|International Classification||G06F17/00, H04Q7/32, H04Q7/22, H04M1/2745, H04M1/725|
|Cooperative Classification||H04M1/274516, H04M1/72519|
|Nov 16, 2001||AS||Assignment|
Owner name: SIMBIT CORPORATION, CANADA
Free format text: ASSIGNMENT OF ASSIGNORS INTEREST;ASSIGNORS:MCDONALD, OMID;PAINTER, PHILIP;MCDONALD, DAVID;REEL/FRAME:012310/0503
Effective date: 20011115
|Jun 14, 2005||AS||Assignment|
Owner name: AXALTO S.A., FRANCE
Free format text: ASSIGNMENT OF ASSIGNORS INTEREST;ASSIGNOR:SIMBIT CORPORATION;REEL/FRAME:016688/0176
Effective date: 20050331
|Feb 19, 2009||AS||Assignment|
Owner name: GEMALTO SA, FRANCE
Free format text: MERGER;ASSIGNORS:AXALTO SA;GEMPLUS SA;REEL/FRAME:022283/0898
Effective date: 20081124

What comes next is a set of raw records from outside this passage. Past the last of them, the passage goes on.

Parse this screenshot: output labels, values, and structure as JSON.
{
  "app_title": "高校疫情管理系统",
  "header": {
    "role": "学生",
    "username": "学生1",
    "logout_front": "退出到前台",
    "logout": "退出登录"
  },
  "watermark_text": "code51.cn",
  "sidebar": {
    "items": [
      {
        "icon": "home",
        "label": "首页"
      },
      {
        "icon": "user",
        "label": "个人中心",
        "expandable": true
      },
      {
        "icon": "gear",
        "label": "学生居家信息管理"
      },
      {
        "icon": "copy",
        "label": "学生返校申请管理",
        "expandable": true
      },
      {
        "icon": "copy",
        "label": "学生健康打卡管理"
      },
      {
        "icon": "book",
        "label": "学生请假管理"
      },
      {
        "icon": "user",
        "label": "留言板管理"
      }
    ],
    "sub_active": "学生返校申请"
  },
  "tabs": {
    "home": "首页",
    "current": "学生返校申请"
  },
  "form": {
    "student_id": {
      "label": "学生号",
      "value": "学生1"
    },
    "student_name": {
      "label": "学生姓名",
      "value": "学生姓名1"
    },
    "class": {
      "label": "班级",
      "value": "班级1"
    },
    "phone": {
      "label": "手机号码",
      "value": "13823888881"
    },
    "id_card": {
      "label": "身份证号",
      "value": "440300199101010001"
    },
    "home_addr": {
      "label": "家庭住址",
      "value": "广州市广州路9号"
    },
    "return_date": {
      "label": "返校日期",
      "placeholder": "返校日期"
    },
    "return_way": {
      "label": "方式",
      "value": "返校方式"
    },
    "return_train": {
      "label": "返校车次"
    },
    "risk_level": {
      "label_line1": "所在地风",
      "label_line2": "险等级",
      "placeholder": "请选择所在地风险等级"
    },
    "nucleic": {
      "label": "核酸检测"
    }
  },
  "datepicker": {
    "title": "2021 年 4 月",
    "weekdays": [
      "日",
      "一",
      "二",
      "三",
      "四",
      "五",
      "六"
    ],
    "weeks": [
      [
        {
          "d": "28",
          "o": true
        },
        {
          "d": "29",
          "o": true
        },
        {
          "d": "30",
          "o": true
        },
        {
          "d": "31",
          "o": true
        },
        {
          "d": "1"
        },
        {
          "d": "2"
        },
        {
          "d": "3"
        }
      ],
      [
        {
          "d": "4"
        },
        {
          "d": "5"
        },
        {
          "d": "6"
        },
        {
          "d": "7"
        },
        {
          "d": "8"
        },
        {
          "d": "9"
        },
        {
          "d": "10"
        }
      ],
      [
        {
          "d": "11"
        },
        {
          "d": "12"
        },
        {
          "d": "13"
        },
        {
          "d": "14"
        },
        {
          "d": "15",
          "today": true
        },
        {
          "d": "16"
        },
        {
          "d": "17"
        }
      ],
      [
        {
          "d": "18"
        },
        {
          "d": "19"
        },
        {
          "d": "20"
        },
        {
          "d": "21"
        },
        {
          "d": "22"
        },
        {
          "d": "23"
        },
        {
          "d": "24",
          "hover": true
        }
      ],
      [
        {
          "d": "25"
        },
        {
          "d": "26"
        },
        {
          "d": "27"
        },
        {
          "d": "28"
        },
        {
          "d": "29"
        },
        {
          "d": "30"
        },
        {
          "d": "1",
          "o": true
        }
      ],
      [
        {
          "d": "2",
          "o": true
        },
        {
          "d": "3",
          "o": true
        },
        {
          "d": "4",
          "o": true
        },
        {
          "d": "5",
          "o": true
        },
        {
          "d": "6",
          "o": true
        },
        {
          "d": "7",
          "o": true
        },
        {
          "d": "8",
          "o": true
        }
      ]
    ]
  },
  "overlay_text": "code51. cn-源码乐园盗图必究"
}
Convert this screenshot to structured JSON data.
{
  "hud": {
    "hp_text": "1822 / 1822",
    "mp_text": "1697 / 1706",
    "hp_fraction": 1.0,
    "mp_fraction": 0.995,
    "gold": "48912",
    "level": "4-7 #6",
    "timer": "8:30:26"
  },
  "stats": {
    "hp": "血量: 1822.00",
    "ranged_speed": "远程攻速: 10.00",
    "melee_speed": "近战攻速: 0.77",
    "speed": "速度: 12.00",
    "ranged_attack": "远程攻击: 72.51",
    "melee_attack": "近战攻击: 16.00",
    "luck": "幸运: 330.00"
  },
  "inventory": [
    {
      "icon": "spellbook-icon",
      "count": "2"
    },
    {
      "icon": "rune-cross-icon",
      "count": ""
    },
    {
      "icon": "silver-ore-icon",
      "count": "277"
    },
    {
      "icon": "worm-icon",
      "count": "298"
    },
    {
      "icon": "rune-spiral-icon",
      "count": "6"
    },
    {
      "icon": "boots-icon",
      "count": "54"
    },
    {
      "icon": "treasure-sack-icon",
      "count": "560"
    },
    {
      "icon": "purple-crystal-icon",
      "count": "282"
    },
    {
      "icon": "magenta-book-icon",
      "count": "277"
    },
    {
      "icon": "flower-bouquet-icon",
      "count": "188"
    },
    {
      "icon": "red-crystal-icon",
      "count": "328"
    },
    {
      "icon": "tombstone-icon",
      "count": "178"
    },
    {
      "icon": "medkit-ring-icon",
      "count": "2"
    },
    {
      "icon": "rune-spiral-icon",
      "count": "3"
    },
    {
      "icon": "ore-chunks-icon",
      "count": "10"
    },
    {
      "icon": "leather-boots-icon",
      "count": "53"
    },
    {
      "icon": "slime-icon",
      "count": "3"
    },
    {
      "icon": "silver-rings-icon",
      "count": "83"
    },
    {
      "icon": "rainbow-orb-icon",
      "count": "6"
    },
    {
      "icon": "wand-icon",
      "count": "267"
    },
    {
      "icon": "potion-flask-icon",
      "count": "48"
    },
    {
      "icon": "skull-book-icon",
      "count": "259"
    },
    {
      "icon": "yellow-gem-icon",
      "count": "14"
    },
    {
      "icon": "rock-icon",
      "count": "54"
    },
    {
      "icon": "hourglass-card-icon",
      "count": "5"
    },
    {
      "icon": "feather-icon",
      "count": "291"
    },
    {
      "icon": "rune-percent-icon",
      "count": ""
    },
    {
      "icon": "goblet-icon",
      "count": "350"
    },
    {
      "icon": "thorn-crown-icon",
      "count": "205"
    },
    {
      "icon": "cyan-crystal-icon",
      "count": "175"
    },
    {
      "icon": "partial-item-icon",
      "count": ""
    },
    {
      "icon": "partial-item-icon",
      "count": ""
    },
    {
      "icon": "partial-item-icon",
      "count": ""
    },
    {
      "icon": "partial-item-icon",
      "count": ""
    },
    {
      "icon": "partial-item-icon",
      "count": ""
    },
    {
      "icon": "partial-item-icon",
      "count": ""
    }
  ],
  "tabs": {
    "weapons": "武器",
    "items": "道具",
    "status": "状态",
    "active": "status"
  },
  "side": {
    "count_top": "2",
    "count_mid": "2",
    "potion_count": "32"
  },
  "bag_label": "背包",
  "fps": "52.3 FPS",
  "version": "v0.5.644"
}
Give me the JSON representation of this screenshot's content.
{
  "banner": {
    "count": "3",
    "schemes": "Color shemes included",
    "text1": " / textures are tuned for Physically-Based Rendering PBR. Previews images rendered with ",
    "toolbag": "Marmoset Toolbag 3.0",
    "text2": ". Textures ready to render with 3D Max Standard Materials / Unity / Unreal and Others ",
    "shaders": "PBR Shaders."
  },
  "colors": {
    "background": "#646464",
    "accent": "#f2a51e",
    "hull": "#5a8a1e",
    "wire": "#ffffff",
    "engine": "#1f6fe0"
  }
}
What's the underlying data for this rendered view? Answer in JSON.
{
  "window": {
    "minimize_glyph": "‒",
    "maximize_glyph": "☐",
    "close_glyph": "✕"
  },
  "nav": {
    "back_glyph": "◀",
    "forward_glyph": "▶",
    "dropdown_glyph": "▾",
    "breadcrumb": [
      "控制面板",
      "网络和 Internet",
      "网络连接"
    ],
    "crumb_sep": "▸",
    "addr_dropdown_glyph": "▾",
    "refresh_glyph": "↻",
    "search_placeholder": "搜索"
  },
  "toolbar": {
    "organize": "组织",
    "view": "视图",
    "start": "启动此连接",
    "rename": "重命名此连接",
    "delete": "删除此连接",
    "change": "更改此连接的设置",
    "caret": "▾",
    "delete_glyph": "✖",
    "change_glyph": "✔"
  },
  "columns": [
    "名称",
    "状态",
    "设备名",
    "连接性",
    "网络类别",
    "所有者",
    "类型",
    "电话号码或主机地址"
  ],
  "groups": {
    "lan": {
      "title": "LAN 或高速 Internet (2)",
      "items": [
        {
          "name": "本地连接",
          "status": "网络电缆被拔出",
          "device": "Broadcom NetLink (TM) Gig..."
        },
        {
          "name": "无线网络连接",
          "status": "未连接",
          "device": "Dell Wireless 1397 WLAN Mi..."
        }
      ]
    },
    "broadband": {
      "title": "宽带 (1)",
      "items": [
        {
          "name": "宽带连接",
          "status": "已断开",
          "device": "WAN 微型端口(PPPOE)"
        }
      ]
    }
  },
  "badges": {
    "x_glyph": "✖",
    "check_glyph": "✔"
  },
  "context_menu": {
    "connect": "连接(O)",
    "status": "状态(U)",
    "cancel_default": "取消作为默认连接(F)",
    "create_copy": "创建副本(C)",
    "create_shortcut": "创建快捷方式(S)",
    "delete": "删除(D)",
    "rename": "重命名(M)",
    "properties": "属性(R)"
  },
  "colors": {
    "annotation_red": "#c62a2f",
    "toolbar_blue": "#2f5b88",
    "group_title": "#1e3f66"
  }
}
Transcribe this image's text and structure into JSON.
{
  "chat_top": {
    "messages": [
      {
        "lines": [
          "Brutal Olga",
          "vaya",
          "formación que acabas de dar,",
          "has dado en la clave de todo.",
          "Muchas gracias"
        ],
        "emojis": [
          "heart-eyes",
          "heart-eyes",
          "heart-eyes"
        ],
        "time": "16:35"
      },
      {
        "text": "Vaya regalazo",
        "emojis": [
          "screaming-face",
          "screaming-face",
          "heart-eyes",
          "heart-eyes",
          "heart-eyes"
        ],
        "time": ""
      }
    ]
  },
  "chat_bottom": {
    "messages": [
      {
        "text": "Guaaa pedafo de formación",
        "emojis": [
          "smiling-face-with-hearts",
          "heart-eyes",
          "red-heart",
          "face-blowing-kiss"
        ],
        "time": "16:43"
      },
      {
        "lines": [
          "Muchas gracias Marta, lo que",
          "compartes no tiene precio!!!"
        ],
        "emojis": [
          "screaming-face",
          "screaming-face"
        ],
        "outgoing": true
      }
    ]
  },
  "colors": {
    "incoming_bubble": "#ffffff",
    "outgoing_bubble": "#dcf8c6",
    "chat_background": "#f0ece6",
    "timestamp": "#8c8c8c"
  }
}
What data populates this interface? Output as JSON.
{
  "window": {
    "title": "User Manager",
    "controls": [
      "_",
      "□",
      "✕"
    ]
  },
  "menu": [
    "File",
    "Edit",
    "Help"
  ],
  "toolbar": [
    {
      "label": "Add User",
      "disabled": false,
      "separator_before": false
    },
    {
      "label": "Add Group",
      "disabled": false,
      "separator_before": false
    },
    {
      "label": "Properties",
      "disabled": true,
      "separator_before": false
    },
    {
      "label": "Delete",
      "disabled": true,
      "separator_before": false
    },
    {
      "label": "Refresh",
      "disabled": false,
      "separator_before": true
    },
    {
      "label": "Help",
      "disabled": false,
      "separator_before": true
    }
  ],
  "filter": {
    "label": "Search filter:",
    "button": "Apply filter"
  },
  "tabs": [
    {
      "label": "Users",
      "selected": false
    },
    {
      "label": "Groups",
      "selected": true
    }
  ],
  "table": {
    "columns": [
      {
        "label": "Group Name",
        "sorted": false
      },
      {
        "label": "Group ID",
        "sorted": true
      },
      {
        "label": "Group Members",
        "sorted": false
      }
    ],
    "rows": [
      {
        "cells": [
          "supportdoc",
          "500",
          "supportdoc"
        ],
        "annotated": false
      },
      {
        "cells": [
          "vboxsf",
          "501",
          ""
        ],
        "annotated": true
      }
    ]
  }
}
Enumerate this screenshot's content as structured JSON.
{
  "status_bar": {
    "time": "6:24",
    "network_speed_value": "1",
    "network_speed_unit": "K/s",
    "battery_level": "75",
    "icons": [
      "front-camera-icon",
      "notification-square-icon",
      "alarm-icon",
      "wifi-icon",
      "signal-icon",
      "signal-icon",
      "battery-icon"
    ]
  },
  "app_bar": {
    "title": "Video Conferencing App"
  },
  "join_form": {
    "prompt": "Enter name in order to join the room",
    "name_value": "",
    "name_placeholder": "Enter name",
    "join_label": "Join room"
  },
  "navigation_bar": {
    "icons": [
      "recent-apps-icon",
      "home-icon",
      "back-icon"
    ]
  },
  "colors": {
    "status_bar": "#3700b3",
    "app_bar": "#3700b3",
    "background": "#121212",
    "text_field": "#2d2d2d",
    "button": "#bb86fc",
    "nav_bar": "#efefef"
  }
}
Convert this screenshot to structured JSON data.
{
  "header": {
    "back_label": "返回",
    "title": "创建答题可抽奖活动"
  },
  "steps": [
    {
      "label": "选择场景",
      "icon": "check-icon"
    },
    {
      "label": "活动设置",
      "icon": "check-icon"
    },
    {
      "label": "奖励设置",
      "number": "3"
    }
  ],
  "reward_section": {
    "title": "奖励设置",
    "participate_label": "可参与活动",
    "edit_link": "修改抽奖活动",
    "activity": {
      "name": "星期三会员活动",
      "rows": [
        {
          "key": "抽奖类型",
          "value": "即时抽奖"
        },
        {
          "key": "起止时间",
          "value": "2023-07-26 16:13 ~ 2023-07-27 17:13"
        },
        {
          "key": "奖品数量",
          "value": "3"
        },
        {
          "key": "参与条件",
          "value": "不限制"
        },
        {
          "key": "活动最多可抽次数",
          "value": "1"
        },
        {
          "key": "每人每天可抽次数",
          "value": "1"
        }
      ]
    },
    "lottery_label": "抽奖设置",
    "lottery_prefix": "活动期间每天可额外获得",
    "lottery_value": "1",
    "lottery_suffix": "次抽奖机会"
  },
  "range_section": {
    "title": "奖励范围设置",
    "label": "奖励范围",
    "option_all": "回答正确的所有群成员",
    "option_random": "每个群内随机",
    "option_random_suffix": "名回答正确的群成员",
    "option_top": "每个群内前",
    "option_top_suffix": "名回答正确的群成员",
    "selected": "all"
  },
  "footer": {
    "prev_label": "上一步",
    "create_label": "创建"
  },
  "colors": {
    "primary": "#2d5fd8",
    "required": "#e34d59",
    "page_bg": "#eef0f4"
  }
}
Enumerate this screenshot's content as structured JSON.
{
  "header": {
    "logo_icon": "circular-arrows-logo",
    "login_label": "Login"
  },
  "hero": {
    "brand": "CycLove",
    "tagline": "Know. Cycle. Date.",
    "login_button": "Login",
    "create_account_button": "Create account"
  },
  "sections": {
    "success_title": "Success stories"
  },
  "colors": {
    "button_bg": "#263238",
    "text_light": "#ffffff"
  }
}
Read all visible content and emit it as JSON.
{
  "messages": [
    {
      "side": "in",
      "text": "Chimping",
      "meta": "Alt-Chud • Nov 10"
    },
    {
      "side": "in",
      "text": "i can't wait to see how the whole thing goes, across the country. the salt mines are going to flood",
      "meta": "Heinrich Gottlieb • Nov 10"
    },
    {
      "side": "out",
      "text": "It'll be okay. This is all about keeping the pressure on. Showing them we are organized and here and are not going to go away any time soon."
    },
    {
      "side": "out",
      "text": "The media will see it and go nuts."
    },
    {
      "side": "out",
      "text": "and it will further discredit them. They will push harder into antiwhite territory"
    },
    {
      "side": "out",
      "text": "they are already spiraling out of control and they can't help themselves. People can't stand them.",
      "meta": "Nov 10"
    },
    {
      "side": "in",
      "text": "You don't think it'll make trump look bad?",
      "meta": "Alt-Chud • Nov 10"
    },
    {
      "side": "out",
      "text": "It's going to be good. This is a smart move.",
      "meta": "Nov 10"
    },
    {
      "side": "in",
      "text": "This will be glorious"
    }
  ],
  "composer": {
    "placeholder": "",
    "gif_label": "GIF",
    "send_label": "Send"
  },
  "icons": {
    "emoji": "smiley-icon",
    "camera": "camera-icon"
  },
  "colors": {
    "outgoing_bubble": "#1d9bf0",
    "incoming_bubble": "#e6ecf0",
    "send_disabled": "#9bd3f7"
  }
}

|Mar 26, 2014||FPAY||Fee payment|
Year of fee payment: 4